Tally the lines in the data that follows that include the word "number", and report nothing but the total.

RECORDS SHOWN =>
=====
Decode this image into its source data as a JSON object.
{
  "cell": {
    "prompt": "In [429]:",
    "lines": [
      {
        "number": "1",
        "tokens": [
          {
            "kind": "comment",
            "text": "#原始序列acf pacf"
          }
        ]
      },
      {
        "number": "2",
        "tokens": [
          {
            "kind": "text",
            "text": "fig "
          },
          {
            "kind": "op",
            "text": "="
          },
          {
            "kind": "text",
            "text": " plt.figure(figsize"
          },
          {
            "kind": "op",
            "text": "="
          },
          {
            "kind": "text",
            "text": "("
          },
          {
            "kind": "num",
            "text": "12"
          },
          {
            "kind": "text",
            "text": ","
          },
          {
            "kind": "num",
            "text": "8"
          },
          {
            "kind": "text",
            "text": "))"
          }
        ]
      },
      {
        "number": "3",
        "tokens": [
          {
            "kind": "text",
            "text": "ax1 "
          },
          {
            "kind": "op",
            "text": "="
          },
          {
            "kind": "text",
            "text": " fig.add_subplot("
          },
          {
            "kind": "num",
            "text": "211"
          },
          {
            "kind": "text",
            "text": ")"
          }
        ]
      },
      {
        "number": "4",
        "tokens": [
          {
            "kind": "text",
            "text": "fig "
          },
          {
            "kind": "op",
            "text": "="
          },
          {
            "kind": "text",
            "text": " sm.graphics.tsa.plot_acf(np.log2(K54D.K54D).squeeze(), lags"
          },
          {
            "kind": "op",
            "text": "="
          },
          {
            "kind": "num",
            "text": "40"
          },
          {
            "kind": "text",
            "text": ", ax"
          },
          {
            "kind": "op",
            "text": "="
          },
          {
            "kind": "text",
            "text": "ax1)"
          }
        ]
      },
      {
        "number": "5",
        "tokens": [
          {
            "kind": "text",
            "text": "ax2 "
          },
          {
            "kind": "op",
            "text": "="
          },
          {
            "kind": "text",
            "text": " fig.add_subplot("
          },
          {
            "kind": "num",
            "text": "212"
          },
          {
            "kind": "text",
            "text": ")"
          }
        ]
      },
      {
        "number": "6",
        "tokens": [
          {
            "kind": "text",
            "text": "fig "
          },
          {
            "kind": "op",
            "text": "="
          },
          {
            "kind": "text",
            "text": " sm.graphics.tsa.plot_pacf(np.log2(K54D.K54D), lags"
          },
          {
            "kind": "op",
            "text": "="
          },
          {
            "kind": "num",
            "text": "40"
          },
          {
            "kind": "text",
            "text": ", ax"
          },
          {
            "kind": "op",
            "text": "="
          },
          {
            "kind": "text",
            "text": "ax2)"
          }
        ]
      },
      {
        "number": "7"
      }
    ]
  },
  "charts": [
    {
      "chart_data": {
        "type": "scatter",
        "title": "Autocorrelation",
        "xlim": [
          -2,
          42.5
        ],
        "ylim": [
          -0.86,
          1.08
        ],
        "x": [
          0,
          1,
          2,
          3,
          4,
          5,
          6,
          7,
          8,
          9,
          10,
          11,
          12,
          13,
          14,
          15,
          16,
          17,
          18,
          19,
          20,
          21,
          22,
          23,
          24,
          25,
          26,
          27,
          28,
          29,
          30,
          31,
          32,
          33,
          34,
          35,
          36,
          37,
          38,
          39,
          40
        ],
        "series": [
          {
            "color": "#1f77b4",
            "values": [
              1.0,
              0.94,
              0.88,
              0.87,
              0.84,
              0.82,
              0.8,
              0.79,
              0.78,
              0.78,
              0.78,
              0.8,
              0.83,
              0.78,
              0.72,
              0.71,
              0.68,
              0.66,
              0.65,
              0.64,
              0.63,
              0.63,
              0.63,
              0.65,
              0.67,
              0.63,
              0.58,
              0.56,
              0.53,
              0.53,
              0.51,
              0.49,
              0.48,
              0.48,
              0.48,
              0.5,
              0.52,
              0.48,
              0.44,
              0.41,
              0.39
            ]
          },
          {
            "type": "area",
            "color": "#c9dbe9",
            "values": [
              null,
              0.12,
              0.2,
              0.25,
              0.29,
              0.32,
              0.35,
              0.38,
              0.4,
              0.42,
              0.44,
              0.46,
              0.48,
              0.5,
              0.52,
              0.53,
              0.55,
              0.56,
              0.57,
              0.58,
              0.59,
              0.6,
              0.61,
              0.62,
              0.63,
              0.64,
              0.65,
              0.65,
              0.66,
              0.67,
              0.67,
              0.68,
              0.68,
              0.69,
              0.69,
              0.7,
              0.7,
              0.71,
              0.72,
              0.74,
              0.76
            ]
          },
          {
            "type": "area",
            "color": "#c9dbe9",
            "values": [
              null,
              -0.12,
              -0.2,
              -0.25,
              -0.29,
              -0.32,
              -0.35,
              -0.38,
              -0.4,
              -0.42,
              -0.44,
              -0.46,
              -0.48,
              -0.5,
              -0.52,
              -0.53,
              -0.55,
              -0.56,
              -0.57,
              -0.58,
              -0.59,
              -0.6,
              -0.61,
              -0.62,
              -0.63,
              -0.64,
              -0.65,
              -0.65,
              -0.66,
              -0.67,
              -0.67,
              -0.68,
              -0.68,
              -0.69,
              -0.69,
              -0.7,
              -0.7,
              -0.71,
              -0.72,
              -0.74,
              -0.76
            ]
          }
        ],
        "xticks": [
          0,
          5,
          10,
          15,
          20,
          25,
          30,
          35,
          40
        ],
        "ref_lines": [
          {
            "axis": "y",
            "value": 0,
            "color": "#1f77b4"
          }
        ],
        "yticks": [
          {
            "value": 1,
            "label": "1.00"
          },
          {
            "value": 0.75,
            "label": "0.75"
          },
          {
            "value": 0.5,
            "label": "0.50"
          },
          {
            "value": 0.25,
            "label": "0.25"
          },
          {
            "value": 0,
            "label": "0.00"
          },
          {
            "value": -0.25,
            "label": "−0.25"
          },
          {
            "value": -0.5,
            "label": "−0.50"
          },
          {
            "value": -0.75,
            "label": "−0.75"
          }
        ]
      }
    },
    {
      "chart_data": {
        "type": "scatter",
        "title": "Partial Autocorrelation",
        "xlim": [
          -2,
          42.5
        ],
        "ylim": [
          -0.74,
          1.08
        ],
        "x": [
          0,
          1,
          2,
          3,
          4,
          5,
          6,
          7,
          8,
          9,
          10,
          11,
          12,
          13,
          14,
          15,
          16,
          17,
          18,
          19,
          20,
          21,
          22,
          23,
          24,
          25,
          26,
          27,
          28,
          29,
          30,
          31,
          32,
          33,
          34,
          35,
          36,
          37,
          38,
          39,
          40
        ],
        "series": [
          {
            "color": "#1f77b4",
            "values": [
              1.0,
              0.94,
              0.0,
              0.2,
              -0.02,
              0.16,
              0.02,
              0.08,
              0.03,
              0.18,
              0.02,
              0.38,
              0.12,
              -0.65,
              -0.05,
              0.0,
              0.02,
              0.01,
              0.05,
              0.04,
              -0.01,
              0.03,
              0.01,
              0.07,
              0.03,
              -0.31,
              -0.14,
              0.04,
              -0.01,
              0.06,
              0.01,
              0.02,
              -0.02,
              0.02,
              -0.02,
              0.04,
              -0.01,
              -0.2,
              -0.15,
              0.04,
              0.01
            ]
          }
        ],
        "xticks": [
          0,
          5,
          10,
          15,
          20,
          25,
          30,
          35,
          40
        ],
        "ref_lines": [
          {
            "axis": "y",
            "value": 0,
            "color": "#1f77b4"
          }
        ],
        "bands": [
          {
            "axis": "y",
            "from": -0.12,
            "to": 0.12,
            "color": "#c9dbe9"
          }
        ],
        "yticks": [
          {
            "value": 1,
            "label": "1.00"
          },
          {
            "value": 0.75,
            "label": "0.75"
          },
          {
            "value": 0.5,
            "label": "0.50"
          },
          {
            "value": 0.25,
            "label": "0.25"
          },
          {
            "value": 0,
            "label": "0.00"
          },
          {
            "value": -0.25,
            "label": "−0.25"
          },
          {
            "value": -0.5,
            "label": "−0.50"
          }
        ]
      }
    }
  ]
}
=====
RESPONSE =>
7